ACTIVITY: There is a line containing "Read all visible content and emit it as JSON." in the entries below. Repeat that line and every line after it exactly, and nothing more.

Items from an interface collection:
+ + + + + + +

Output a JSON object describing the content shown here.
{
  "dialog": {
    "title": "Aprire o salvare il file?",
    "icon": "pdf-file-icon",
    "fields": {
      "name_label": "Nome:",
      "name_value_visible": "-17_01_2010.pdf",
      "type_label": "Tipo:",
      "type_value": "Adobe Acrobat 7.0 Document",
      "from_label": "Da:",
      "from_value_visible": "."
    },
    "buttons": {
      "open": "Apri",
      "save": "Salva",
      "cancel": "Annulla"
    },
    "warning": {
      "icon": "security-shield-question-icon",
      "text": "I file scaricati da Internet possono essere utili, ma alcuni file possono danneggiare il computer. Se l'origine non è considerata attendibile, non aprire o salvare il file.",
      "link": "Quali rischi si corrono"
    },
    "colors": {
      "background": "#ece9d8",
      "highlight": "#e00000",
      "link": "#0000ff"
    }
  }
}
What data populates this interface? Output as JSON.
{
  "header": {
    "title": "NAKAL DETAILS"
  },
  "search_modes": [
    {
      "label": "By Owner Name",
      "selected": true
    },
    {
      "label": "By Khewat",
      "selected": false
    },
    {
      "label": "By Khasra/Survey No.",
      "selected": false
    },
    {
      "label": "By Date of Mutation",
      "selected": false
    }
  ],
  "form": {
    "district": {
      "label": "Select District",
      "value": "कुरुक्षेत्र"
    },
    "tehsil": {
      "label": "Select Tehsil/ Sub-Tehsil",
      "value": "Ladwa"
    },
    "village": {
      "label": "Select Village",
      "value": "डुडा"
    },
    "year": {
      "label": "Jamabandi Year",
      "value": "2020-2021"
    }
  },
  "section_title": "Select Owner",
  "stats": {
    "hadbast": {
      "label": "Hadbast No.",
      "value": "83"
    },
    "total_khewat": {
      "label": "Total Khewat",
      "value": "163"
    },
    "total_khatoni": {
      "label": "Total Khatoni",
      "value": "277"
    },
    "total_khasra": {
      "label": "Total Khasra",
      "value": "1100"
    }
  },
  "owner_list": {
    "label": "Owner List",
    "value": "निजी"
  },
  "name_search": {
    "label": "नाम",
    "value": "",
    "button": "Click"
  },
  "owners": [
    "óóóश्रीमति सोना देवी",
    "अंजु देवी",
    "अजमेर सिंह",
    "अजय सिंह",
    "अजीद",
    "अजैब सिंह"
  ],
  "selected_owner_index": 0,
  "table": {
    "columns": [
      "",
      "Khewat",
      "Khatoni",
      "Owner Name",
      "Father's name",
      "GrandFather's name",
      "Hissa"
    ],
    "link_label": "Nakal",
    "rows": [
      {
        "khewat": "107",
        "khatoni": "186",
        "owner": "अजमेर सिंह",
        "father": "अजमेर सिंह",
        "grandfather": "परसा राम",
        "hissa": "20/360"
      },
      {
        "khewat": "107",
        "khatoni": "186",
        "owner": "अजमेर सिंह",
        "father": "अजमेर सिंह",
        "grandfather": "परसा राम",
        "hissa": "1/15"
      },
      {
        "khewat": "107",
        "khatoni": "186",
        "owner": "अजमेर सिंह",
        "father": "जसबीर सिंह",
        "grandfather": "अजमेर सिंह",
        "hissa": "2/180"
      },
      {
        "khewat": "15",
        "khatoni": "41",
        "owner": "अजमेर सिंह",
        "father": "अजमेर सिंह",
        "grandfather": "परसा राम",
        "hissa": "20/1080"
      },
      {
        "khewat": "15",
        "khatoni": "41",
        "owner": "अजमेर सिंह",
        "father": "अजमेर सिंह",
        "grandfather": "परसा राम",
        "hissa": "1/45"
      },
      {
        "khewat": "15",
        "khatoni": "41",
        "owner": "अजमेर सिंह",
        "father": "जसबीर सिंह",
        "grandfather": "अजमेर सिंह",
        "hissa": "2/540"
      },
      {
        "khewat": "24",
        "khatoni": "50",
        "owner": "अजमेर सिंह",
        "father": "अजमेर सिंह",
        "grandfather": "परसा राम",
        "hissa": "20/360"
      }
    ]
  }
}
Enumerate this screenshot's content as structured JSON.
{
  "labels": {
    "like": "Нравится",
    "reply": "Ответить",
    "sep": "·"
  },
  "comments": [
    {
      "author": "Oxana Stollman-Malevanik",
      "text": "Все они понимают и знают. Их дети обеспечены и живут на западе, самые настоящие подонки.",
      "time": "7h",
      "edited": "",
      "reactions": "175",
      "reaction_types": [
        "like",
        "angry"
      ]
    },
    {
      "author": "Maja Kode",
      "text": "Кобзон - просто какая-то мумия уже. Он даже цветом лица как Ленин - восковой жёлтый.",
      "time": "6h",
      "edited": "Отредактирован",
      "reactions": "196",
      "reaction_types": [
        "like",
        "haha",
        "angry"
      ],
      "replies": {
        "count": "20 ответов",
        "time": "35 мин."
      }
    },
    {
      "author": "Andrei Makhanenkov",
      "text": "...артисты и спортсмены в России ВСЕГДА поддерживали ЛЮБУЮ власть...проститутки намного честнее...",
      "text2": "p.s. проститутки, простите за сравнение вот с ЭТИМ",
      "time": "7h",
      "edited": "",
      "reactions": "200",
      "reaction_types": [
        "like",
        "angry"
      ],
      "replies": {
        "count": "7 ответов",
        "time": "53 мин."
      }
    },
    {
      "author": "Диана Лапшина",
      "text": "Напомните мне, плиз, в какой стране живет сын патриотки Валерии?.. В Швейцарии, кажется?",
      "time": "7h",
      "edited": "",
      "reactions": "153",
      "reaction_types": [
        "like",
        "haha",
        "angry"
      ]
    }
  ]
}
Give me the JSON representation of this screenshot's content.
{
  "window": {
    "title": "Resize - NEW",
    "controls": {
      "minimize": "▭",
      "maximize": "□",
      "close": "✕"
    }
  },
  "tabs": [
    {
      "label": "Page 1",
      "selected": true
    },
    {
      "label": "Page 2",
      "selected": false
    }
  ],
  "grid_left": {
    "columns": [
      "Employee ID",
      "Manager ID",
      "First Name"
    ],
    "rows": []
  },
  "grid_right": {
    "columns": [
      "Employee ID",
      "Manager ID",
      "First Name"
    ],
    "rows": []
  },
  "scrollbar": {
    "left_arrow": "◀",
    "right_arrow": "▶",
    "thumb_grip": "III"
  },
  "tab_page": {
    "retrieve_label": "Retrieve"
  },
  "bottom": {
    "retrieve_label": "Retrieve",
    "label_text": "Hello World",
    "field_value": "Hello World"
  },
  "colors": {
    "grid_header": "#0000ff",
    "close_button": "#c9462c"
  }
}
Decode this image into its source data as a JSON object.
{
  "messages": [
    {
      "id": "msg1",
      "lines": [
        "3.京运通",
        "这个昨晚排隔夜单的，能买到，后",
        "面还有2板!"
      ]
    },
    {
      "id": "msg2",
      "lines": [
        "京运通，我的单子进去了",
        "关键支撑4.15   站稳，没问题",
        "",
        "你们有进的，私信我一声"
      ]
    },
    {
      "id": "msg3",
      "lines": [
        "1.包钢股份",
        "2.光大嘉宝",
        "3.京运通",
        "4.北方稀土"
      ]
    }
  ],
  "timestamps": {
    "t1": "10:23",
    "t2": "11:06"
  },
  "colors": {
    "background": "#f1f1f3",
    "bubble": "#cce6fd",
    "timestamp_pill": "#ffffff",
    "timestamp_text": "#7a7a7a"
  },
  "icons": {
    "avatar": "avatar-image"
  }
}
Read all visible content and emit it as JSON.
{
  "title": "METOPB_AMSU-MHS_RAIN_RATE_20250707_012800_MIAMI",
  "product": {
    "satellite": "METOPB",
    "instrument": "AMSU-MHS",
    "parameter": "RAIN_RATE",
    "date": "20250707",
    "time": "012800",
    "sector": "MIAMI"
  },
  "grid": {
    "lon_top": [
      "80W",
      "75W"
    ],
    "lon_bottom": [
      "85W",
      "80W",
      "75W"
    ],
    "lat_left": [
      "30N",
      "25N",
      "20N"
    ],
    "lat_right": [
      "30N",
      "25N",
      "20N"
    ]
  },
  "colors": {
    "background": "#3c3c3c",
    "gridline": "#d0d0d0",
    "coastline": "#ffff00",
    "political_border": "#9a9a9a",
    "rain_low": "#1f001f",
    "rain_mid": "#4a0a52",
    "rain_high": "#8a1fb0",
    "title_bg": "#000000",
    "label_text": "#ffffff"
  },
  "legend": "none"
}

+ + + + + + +

SOLUTION TO THIS TASK:
Read all visible content and emit it as JSON.
{
  "title": "METOPB_AMSU-MHS_RAIN_RATE_20250707_012800_MIAMI",
  "product": {
    "satellite": "METOPB",
    "instrument": "AMSU-MHS",
    "parameter": "RAIN_RATE",
    "date": "20250707",
    "time": "012800",
    "sector": "MIAMI"
  },
  "grid": {
    "lon_top": [
      "80W",
      "75W"
    ],
    "lon_bottom": [
      "85W",
      "80W",
      "75W"
    ],
    "lat_left": [
      "30N",
      "25N",
      "20N"
    ],
    "lat_right": [
      "30N",
      "25N",
      "20N"
    ]
  },
  "colors": {
    "background": "#3c3c3c",
    "gridline": "#d0d0d0",
    "coastline": "#ffff00",
    "political_border": "#9a9a9a",
    "rain_low": "#1f001f",
    "rain_mid": "#4a0a52",
    "rain_high": "#8a1fb0",
    "title_bg": "#000000",
    "label_text": "#ffffff"
  },
  "legend": "none"
}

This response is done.